*** The data Section Begins ***
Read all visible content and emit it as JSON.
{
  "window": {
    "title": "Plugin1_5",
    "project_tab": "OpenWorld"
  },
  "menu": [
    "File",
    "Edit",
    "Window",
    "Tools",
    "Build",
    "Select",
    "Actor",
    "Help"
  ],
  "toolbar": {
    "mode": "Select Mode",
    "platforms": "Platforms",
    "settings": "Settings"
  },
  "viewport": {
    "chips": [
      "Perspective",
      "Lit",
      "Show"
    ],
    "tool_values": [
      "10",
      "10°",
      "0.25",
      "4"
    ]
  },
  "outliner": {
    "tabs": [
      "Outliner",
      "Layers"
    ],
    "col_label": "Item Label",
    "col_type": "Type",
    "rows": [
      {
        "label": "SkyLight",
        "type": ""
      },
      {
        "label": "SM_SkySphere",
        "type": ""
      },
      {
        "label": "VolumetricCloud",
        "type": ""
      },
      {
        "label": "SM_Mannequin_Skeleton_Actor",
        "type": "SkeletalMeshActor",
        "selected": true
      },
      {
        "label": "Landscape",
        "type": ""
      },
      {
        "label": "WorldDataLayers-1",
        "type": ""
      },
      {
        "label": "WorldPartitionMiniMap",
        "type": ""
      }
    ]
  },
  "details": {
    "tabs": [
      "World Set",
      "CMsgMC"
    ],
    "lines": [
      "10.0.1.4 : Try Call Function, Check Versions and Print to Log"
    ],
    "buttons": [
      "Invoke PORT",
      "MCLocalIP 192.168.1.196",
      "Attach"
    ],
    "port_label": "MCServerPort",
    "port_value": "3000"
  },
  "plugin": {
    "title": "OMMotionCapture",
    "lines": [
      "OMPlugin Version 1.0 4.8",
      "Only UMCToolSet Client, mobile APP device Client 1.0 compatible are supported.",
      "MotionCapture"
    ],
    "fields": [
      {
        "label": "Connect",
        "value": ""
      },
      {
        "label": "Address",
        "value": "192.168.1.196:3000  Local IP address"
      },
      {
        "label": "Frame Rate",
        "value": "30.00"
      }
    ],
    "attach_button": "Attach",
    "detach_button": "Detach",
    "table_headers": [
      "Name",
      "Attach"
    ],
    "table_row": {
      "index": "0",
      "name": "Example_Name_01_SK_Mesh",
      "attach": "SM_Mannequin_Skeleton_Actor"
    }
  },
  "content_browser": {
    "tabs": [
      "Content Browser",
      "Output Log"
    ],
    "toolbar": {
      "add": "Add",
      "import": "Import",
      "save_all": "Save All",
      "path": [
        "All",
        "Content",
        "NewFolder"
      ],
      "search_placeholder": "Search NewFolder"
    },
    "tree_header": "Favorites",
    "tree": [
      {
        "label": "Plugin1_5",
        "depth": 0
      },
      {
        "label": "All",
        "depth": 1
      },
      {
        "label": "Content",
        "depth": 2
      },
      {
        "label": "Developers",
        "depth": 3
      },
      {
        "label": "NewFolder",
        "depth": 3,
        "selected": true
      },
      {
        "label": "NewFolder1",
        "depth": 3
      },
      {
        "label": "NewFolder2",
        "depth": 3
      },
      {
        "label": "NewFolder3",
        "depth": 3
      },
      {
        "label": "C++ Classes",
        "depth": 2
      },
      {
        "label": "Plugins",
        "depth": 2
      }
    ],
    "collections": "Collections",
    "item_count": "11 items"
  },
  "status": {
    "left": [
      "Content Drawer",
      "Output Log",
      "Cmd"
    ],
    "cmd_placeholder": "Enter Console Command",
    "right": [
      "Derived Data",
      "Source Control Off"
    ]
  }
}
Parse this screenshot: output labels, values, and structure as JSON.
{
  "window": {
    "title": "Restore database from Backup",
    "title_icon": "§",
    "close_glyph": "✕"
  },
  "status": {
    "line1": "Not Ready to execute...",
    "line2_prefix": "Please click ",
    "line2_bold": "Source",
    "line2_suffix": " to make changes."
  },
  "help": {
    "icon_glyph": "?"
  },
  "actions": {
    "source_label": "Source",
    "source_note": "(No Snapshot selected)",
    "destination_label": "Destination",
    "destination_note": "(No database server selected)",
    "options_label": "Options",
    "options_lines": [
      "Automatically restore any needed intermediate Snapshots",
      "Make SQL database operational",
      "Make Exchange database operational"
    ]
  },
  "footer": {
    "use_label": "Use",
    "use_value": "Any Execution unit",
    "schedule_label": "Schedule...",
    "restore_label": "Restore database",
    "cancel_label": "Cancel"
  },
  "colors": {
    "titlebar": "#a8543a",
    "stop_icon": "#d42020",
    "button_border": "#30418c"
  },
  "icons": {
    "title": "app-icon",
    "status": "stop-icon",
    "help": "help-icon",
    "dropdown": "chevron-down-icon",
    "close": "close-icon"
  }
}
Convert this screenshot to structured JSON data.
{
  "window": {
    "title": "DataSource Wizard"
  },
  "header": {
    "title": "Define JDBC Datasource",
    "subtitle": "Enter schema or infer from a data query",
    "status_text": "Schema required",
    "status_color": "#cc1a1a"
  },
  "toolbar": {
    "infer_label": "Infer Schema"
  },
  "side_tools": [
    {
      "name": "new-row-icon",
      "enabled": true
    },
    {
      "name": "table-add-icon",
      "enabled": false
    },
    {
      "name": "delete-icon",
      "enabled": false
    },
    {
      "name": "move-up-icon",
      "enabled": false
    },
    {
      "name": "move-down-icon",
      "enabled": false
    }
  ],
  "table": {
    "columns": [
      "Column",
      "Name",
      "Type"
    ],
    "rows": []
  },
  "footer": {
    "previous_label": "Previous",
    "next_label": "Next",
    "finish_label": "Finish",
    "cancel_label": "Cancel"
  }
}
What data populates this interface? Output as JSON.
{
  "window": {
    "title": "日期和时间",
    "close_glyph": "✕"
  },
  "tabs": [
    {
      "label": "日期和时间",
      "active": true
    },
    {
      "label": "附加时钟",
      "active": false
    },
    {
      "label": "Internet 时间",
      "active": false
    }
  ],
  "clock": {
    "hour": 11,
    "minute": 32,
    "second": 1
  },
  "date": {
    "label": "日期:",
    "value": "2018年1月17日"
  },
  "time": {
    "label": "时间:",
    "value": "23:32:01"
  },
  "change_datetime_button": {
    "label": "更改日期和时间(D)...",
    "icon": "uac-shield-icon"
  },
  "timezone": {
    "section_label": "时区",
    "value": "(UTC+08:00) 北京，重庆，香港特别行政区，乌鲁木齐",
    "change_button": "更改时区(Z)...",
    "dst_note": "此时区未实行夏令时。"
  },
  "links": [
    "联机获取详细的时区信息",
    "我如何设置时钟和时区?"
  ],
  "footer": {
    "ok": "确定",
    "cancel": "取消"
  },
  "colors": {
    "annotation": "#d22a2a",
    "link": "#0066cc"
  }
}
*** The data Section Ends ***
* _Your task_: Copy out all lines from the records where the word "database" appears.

* _Worked solution_:
    "title": "Restore database from Backup",
    "destination_note": "(No database server selected)",
      "Make SQL database operational",
      "Make Exchange database operational"
    "restore_label": "Restore database",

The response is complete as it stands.